### Data provided:
┌────────
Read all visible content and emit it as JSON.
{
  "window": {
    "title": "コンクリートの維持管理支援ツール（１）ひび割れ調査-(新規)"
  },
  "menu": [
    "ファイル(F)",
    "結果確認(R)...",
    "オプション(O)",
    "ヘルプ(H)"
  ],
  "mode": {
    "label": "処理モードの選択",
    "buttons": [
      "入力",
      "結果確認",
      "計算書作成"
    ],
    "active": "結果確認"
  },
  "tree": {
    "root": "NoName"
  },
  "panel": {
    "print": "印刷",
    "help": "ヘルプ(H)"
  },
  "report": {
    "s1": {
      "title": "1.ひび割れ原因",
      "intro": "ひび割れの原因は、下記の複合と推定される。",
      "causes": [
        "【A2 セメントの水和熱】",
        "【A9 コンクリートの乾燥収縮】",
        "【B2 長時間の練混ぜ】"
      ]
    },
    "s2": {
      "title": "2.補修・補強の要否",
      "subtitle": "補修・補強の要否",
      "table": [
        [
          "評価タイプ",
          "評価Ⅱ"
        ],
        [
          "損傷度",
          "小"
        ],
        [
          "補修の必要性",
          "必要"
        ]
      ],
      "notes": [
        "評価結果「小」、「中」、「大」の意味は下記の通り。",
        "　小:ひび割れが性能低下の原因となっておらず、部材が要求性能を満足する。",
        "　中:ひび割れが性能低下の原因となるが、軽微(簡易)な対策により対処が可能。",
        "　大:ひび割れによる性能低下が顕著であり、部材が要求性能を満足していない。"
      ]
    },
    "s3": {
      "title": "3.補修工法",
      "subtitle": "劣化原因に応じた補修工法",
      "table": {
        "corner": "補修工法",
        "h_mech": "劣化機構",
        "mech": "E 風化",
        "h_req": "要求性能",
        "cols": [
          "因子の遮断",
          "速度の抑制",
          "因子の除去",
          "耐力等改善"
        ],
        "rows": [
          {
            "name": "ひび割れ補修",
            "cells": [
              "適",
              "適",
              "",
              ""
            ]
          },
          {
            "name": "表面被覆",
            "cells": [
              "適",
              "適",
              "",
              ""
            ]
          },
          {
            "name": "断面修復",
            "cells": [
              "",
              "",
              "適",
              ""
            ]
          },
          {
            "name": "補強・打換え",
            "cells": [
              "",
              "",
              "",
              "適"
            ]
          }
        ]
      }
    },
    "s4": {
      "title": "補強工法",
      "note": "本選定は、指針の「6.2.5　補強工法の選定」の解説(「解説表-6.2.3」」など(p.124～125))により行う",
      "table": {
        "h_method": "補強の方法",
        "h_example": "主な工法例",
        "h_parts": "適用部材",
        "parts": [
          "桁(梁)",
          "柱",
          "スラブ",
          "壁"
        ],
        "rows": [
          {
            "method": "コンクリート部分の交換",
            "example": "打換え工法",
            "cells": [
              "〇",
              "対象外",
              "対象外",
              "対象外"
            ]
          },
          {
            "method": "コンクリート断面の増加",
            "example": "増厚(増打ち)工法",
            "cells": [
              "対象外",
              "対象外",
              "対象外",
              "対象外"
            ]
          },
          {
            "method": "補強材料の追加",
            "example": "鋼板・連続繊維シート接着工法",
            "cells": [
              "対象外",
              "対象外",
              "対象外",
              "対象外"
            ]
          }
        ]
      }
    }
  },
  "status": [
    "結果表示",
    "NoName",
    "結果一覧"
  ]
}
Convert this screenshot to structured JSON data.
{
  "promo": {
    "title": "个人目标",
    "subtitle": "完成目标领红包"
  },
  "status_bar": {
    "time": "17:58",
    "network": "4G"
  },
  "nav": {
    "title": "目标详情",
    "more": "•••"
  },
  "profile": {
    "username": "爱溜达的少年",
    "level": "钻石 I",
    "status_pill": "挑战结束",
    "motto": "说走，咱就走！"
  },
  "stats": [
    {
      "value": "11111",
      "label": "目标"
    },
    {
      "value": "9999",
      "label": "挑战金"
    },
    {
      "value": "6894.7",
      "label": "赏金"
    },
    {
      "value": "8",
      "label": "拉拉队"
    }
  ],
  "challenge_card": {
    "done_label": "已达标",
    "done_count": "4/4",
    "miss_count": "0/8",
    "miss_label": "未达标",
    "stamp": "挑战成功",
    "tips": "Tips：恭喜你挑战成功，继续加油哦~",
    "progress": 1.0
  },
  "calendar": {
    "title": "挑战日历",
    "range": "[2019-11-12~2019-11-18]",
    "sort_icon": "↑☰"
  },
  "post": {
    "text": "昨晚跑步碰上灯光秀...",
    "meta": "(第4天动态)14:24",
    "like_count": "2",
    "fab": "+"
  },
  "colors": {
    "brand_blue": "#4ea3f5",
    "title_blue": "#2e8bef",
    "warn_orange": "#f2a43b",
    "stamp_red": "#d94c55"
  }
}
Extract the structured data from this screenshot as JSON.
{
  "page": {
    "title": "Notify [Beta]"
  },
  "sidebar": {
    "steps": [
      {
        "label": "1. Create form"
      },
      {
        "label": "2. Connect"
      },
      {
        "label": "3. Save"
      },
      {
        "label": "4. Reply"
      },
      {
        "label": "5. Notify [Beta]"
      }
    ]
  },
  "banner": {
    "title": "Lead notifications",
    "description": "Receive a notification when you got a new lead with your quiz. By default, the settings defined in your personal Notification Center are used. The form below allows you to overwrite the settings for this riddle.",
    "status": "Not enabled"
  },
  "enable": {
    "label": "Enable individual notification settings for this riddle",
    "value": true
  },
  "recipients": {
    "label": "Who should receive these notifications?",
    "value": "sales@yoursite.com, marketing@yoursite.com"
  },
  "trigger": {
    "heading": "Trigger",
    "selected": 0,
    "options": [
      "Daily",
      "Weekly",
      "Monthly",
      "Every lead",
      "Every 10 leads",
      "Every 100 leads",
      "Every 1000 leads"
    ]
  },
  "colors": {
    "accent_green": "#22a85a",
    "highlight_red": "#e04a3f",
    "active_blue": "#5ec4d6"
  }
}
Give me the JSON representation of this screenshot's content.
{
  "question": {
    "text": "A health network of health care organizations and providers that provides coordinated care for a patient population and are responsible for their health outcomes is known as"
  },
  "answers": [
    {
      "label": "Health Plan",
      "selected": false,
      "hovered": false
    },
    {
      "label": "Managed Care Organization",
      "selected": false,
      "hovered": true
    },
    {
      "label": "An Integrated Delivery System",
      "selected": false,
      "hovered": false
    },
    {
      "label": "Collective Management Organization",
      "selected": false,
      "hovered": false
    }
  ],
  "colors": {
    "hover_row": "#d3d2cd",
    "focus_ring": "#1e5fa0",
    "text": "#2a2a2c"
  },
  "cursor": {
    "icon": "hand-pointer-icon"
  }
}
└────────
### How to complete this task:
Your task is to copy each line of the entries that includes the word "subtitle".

### Result of this exercise:
      "subtitle": "補修・補強の要否",
      "subtitle": "劣化原因に応じた補修工法",
    "subtitle": "完成目标领红包"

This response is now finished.